The unpopular B.O. may be starting to take ownership for some of his deceptions and blatant lies.
|President Obama said that he expected Republicans to offer him more cooperation after November’s elections, no matter the outcome.
In an hour-long interview with the Times’s White House correspondent, Peter Baker, Mr. Obama predicted that his political rivals would either be chastened by falling short of their electoral goals or burdened with the new responsibility that comes from achieving them.

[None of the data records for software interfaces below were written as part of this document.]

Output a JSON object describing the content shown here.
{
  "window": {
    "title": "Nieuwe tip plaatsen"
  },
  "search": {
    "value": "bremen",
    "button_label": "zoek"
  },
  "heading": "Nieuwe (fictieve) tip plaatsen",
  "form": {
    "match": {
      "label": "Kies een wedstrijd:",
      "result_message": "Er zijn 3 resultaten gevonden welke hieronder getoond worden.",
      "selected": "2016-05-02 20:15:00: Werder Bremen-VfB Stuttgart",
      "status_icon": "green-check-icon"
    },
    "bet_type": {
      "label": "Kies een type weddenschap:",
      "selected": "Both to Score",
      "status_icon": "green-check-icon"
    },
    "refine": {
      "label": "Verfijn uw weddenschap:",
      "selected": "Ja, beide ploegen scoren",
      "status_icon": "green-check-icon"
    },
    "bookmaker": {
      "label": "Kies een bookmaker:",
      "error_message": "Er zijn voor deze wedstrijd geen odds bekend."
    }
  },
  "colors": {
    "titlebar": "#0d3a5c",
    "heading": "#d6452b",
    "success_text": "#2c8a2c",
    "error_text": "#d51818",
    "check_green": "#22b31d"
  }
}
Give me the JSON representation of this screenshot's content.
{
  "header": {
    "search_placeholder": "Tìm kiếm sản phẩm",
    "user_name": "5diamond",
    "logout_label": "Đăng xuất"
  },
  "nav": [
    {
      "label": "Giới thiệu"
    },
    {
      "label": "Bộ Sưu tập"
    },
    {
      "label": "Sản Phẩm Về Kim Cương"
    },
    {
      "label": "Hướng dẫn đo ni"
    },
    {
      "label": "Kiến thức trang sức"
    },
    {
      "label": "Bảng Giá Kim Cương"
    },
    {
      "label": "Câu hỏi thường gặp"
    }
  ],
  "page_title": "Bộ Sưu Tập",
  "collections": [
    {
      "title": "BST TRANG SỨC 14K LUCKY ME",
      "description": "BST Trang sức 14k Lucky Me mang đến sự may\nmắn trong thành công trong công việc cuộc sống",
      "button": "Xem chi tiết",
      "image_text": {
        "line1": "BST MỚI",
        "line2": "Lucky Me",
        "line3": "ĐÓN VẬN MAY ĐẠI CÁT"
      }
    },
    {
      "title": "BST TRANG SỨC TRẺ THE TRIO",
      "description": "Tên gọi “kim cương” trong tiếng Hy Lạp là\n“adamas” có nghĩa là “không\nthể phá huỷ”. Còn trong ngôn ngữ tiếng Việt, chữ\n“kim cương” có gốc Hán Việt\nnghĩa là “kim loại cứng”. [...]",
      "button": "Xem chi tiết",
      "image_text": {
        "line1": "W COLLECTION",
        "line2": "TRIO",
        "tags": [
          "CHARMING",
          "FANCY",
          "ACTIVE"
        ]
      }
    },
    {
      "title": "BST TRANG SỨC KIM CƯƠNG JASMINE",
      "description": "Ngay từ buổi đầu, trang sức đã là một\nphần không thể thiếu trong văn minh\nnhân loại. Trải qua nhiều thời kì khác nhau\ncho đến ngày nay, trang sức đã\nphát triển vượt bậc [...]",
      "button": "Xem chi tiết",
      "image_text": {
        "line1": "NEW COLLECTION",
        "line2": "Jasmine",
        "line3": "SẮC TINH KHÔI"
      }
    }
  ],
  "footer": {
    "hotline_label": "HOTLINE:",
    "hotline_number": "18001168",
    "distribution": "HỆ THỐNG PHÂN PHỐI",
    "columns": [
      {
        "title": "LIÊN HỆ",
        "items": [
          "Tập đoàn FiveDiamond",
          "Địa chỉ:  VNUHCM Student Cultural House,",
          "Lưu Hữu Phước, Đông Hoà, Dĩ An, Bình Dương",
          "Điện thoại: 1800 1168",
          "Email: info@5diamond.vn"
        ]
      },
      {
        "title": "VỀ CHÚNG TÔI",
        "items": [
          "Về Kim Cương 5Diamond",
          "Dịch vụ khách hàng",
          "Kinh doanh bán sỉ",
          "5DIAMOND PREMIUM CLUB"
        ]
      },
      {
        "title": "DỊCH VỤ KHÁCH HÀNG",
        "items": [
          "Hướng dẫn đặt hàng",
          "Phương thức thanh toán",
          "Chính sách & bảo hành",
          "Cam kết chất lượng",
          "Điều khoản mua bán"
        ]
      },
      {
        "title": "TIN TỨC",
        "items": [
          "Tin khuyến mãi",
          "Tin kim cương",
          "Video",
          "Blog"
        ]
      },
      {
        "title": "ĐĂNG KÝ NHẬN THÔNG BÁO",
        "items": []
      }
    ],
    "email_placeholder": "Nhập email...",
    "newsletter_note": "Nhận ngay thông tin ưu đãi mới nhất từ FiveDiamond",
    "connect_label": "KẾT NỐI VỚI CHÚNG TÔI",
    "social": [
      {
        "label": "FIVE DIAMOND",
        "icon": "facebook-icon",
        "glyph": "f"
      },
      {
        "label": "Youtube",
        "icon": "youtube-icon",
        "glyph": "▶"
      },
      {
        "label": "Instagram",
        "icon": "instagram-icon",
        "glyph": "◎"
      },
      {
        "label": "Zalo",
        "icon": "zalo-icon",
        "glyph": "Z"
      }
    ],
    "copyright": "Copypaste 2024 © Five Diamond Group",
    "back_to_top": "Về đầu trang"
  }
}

“It may be that regardless of what happens after this election, they feel more responsible, either because they didn’t do as well as they anticipated, and so the strategy of just saying no to everything and sitting on the sidelines and throwing bombs didn’t work for them,” Mr. Obama said. “Or they did reasonably well, in which case the American people are going to be looking to them to offer serious proposals and work with me in a serious way.”
The president’s comments are reported in an in-depth assessment of Mr. Obama’s first two years in office that appears in the Times Magazine this Sunday.
In the article, which is based on interviews with nearly two dozen of the president’s advisers in addition to the president himself, Mr. Baker offers a series of inside details about Mr. Obama’s time in the White House, including:
According to his wife, Michelle Obama, Mr. Obama is not particularly fond of the presidential retreat at Camp David. Mrs. Obama reports that her husband, a longtime resident of Chicago, is more at ease in an urban setting.
Pete Rouse, Mr. Obama’s new chief of staff, bet the deputy chief of staff, Jim Messina, $400 that he would be gone from the White House by the end of this year. Mr. Messina predicted that Mr. Rouse would stay well beyond that date.
Mr. Obama — unlike most of his senior staff — does not have an iPad. Asked why, he said: “Because I have an iReggie,” a reference to his personal aide, Reggie Love.
In the magazine article, Mr. Obama reflects on his presidency, admitting that he let himself look too much like “the same old tax-and-spend Democrat,” realized too late that “there’s no such thing as shovel-ready projects” and perhaps should have “let the Republicans insist on the tax cuts” in the stimulus.
He pushed back against what he called the “mythology” that his 2008 presidential campaign had been flawless and that his presidency suffers by comparison.
“The mythology has emerged somehow that we ran this flawless campaign, I never made a mistake, that we were master communicators, everything worked in lockstep. And somehow now, as president, things are messy and they don’t always work as planned and people are mad at us,” Mr. Obama said. “That’s not how I look at stuff, because I remember what the campaign was like. And it was just as messy and just as difficult. And there were all sorts of moments when our supporters lost hope, and it looked like we weren’t going to win. And we’re going through that same period here.”
He also predicted that in the next two years, his administration would focus less on trying to pass new legislation and more on implementing and consolidating what passed in the first two years.
“Even if I had the exact same Congress, even if we don’t lose a seat in the Senate and we don’t lose a seat in the House, I think the rhythms of the next two years would inevitably be different from the rhythms of the first two years,” he said. “There’s going to be a lot of work in this administration just doing things right and making sure that new laws are stood up in the ways they’re intended.”